* _Task statement_:
Taking the lines below one at a time, count those with the string "green" and give the result alone.

Stored entries:
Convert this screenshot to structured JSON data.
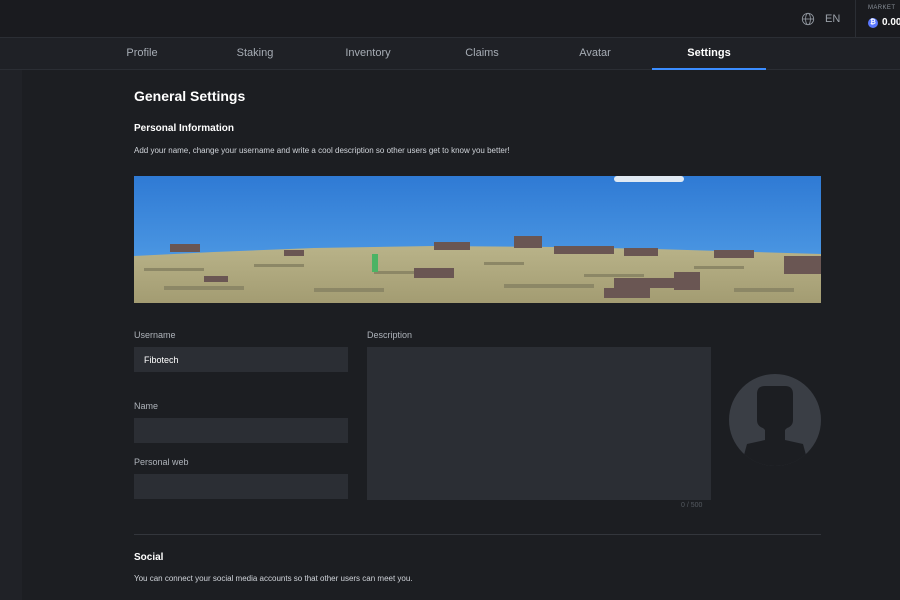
{
  "topbar": {
    "language": "EN",
    "wallet_label": "MARKET",
    "wallet_value": "0.00",
    "coin_symbol": "₿"
  },
  "tabs": [
    {
      "label": "Profile"
    },
    {
      "label": "Staking"
    },
    {
      "label": "Inventory"
    },
    {
      "label": "Claims"
    },
    {
      "label": "Avatar"
    },
    {
      "label": "Settings",
      "active": true
    }
  ],
  "page": {
    "title": "General Settings",
    "personal": {
      "heading": "Personal Information",
      "description": "Add your name, change your username and write a cool description so other users get to know you better!"
    },
    "form": {
      "username_label": "Username",
      "username_value": "Fibotech",
      "name_label": "Name",
      "name_value": "",
      "web_label": "Personal web",
      "web_value": "",
      "description_label": "Description",
      "description_value": "",
      "counter": "0 / 500"
    },
    "social": {
      "heading": "Social",
      "description": "You can connect your social media accounts so that other users can meet you."
    }
  },
  "colors": {
    "accent": "#3b8dff",
    "background": "#1c1e22",
    "field": "#2b2e34"
  }
}
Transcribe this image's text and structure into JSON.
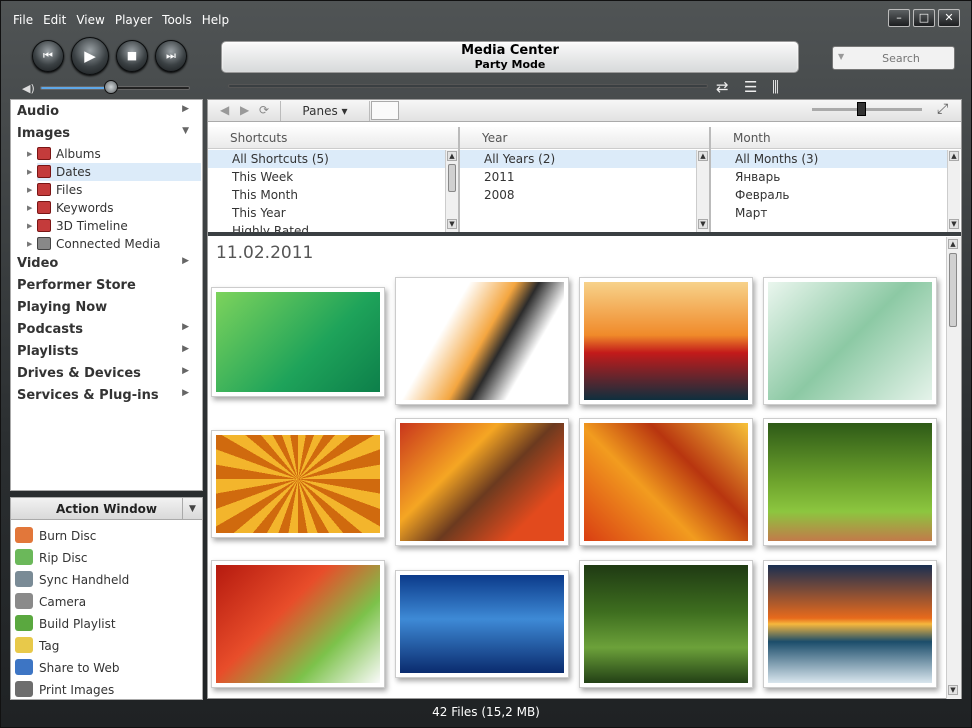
{
  "menu": [
    "File",
    "Edit",
    "View",
    "Player",
    "Tools",
    "Help"
  ],
  "window_controls": {
    "minimize": "–",
    "maximize": "□",
    "close": "✕"
  },
  "transport": {
    "prev": "⏮",
    "play": "▶",
    "stop": "■",
    "next": "⏭"
  },
  "display": {
    "title": "Media Center",
    "subtitle": "Party Mode"
  },
  "volume": 0.45,
  "search": {
    "placeholder": "Search"
  },
  "sidebar": {
    "items": [
      {
        "label": "Audio",
        "arrow": "▶"
      },
      {
        "label": "Images",
        "arrow": "▼"
      },
      {
        "label": "Video",
        "arrow": "▶"
      },
      {
        "label": "Performer Store",
        "arrow": ""
      },
      {
        "label": "Playing Now",
        "arrow": ""
      },
      {
        "label": "Podcasts",
        "arrow": "▶"
      },
      {
        "label": "Playlists",
        "arrow": "▶"
      },
      {
        "label": "Drives & Devices",
        "arrow": "▶"
      },
      {
        "label": "Services & Plug-ins",
        "arrow": "▶"
      }
    ],
    "images_children": [
      "Albums",
      "Dates",
      "Files",
      "Keywords",
      "3D Timeline",
      "Connected Media"
    ]
  },
  "action_window": {
    "title": "Action Window",
    "items": [
      {
        "label": "Burn Disc",
        "color": "#e2773a"
      },
      {
        "label": "Rip Disc",
        "color": "#6bb85a"
      },
      {
        "label": "Sync Handheld",
        "color": "#7a8b96"
      },
      {
        "label": "Camera",
        "color": "#8a8a8a"
      },
      {
        "label": "Build Playlist",
        "color": "#5aa83f"
      },
      {
        "label": "Tag",
        "color": "#e8c94a"
      },
      {
        "label": "Share to Web",
        "color": "#3d75c4"
      },
      {
        "label": "Print Images",
        "color": "#6d6d6d"
      }
    ]
  },
  "toolbar": {
    "panes_label": "Panes ▾"
  },
  "panes": {
    "shortcuts": {
      "header": "Shortcuts",
      "rows": [
        "All Shortcuts (5)",
        "This Week",
        "This Month",
        "This Year",
        "Highly Rated"
      ]
    },
    "year": {
      "header": "Year",
      "rows": [
        "All Years (2)",
        "2011",
        "2008"
      ]
    },
    "month": {
      "header": "Month",
      "rows": [
        "All Months (3)",
        "Январь",
        "Февраль",
        "Март"
      ]
    }
  },
  "grid": {
    "date_heading": "11.02.2011",
    "thumbnails": [
      {
        "name": "green-cartoon",
        "bg": "linear-gradient(135deg,#7dd35c,#1ea35a 60%,#0d7f4a)"
      },
      {
        "name": "abstract-ink",
        "bg": "linear-gradient(120deg,#ffffff 30%,#f4a640 50%,#2b2b2b 60%,#ffffff 75%)"
      },
      {
        "name": "red-flower",
        "bg": "linear-gradient(#f7d28a,#f08a2a 45%,#c21a1a 60%,#0e2f3e)"
      },
      {
        "name": "green-waves",
        "bg": "linear-gradient(135deg,#eaf6ee,#8cc9a4 50%,#e5f3ea)"
      },
      {
        "name": "orange-sunburst",
        "bg": "repeating-conic-gradient(from 0deg at 50% 45%,#f3b52c 0 10deg,#d06a0e 10deg 20deg)"
      },
      {
        "name": "autumn-leaves-cones",
        "bg": "linear-gradient(135deg,#c9361c,#f5a623 35%,#6b3a1f 55%,#e24a1d 80%)"
      },
      {
        "name": "maple-leaves",
        "bg": "linear-gradient(45deg,#d93e12,#f29c1f 40%,#b8350f 65%,#f7c23a)"
      },
      {
        "name": "tree-avenue",
        "bg": "linear-gradient(#2e5a17,#6ea42d 50%,#8cc63f 75%,#c27a4a)"
      },
      {
        "name": "red-maple-branch",
        "bg": "linear-gradient(135deg,#b51a0f,#e84d2a 40%,#7cc24a 70%,#fafafa)"
      },
      {
        "name": "blue-lines",
        "bg": "linear-gradient(#0b3a8a,#3e8ad6 45%,#0a2b6e)"
      },
      {
        "name": "mossy-tree",
        "bg": "linear-gradient(#1f3a13,#3e6e1f 40%,#6ca13a 70%,#224015)"
      },
      {
        "name": "sunset-sea",
        "bg": "linear-gradient(#1a2f52,#e76a1c 45%,#f6b73d 50%,#1b4d6b 65%,#d9e6ee)"
      }
    ]
  },
  "status": "42 Files (15,2 MB)"
}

* _Task solution_:
2